[Opening Task input section]

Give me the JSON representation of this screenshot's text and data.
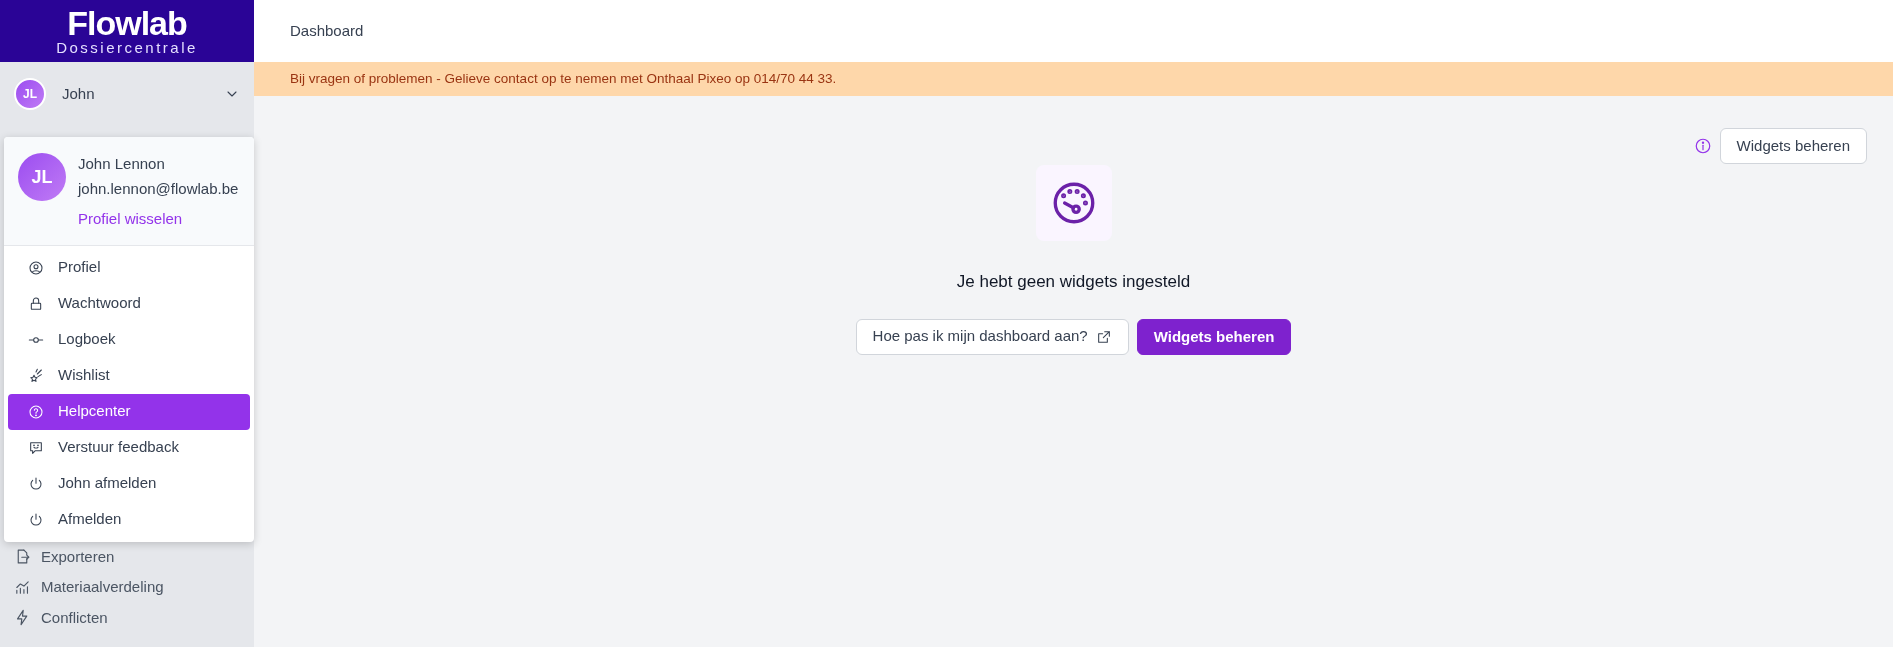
{
  "sidebar": {
    "logo": {
      "title": "Flowlab",
      "subtitle": "Dossiercentrale"
    },
    "user": {
      "initials": "JL",
      "name": "John",
      "expanded": true
    },
    "items": [
      {
        "label": "Exporteren",
        "selected": false
      },
      {
        "label": "Materiaalverdeling",
        "selected": false
      },
      {
        "label": "Conflicten",
        "selected": false
      }
    ]
  },
  "user_menu": {
    "initials": "JL",
    "full_name": "John Lennon",
    "email": "john.lennon@flowlab.be",
    "switch_link": "Profiel wisselen",
    "items": [
      {
        "label": "Profiel",
        "selected": false
      },
      {
        "label": "Wachtwoord",
        "selected": false
      },
      {
        "label": "Logboek",
        "selected": false
      },
      {
        "label": "Wishlist",
        "selected": false
      },
      {
        "label": "Helpcenter",
        "selected": true
      },
      {
        "label": "Verstuur feedback",
        "selected": false
      },
      {
        "label": "John afmelden",
        "selected": false
      },
      {
        "label": "Afmelden",
        "selected": false
      }
    ]
  },
  "header": {
    "title": "Dashboard"
  },
  "notice": "Bij vragen of problemen - Gelieve contact op te nemen met Onthaal Pixeo op 014/70 44 33.",
  "toolbar": {
    "button": "Widgets beheren"
  },
  "empty_state": {
    "message": "Je hebt geen widgets ingesteld",
    "help_button": "Hoe pas ik mijn dashboard aan?",
    "primary_button": "Widgets beheren"
  }
}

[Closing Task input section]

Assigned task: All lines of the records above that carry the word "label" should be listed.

Result of the exercise:
        "label": "Exporteren",
        "label": "Materiaalverdeling",
        "label": "Conflicten",
        "label": "Profiel",
        "label": "Wachtwoord",
        "label": "Logboek",
        "label": "Wishlist",
        "label": "Helpcenter",
        "label": "Verstuur feedback",
        "label": "John afmelden",
        "label": "Afmelden",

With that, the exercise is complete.